Originally Posted by Arby
But, $325 for a few hours to ski is plenty. How it is split is not my problem.
Neither you nor I have the ability to change that ratio. When we request a private, we do have the ability to make sure the person teaching us is fairly compensated when all is said and done. In general,the instructor teaching that $325 class is lucky if he or she gets $60 or $65 out of that $325. And that is if the class is "by request", and they are well up the food chain, etc., etc... The way the system is structured pisses me off. But I know I can't change it.
Scope out what you think is a "living wage" wherever you are taking lessons. What are reasonable basic benefits that a hard working professional might expect to receive (or afford)? Now consider where your instructor likely ends up in that scheme of things. What do you think?

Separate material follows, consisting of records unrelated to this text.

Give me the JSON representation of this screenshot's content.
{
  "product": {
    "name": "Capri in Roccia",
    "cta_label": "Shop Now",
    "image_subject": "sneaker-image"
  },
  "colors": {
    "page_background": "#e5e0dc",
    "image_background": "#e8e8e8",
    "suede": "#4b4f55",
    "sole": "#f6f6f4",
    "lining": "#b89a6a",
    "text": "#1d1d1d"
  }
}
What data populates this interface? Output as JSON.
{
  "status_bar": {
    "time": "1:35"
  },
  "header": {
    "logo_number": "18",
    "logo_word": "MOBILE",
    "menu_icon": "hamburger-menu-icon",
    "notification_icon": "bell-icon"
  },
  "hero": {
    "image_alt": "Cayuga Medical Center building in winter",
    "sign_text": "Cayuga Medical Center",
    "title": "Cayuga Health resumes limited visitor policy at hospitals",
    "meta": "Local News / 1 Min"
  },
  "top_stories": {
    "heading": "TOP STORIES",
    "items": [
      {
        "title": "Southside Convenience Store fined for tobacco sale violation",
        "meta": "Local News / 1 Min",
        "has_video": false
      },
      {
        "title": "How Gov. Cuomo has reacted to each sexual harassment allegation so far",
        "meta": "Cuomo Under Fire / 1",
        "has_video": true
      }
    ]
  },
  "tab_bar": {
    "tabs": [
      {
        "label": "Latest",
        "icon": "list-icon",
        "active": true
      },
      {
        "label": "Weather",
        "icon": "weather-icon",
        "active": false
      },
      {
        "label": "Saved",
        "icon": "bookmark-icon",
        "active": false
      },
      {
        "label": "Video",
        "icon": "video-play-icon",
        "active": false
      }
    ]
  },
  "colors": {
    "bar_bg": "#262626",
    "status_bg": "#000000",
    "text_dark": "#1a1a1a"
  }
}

Sure, tipping is by definition optional. And I'd certainly not tip for a poorly done job. However, the pay structure in place seems designed to assume tipping makes up the difference between base pay and a "reasonable" wage.
I, for one, am all for instructors and others letting people know that tipping is customary - and what the compensation structure is. Many of us start out ignorant and the only way we learn is if someone educates us. As mentioned by others above, maybe something as simple as "tip not included" on the price list would be good. Obviously "tasteful" and informative is better than crass, but truth is good no matter how it is delivered. It'll set you free
If I could not budget a 15-20% tip for a private lesson well taught, I would not sign up for one. For that matter, the same would go for a group lesson. I'd flat out consider myself to be stealing by booking the lesson & stiffing the instructor. And picking up the tab for breakfast and/or lunch as appropriate strikes me as pretty decent gesture if someone is taking good care of you or your kids. It sure doesn't hurt your "karma table"
Your views and mileage may vary...